First put on your life jacket if you don't have them on already. Keep the fire downwind. If the fire is aft (to the rear), head the boat into the wind. If the fire is forward, put the stern or back of the boat into the wind. This keeps the fire from spreading. Act promptly to extinguish the flames. Aim the extinguisher at the base of the fire, while sweeping back and forth.
This plan for boaters is similar to the flight plan filed by airplane pilots. It need not be formal or lengthy, but should contain such items as name, boat number, whether you have a radio on board, where you're going and when you'll return. It is designed to help the Coast Guard or other search-and-rescue units locate you if you're overdue. Leave the plan with the marina operator, or relative or friend and tell them who to call if and when you are either overdue or an emergency arises.
Considering the number of persons involved and the fairly low rate of accidents, boating and fishing on the Great Lakes are basically safe pastimes. But that doesn't mean that you couldn't have an accident through your own or someone else's ignorance of these basic safety rules. As a boater or fisherman, you have an obligation to yourself, your passengers and other boaters to increase your basic knowledge through boating classes and other publications and programs.
Visual Distress Signals - Federal Requirement
*Lake Superior is the only body of water in Minnesota that requires Coast Guard approved Visual Distress Signals (VDS). There are a number of different types of VDS including pyrotechnics; smoke, hand held flares, aerial flares and parachute flares), electronic (flashing light that automatically signals "SOS" and flags.
Pyrotechnic devices must be Coast Guard approved, in serviceable condition and readily accessible. They are marked with an expiration date. After that date they may still be carried as extra equipment, but they are no longer counted toward meeting the visual distress signal requirement since they may be unreliable. Pyrotechnics are acceptable for both day and night use, and a minimum of three a required.
Non-pyrotechnic devices must be in serviceable condition, readily accessible and certified by the manufacturer as complying Coast Guard requirements. They include:

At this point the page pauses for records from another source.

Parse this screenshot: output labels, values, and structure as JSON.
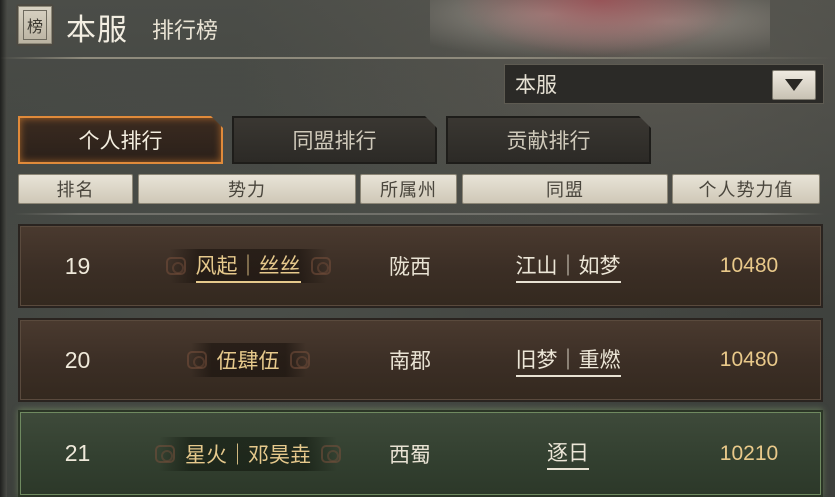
{
  "header": {
    "badge": "榜",
    "title": "本服",
    "subtitle": "排行榜"
  },
  "server_select": {
    "value": "本服"
  },
  "tabs": [
    {
      "label": "个人排行",
      "active": true
    },
    {
      "label": "同盟排行",
      "active": false
    },
    {
      "label": "贡献排行",
      "active": false
    }
  ],
  "columns": [
    "排名",
    "势力",
    "所属州",
    "同盟",
    "个人势力值"
  ],
  "rows": [
    {
      "rank": "19",
      "force": "风起｜丝丝",
      "state": "陇西",
      "alliance": "江山｜如梦",
      "power": "10480"
    },
    {
      "rank": "20",
      "force": "伍肆伍",
      "state": "南郡",
      "alliance": "旧梦｜重燃",
      "power": "10480"
    },
    {
      "rank": "21",
      "force": "星火｜邓昊垚",
      "state": "西蜀",
      "alliance": "逐日",
      "power": "10210",
      "highlighted": true
    }
  ],
  "colors": {
    "active_tab_border": "#e08a3a",
    "power_text": "#e9c98a",
    "highlight_row": "#334030"
  }
}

Electronic devices, which are acceptable for night use only, are basically a strobe light that automatically flashes the international distress signal of "SOS" (. . . - - - . . . ) and the orange distress flag which is good for day use only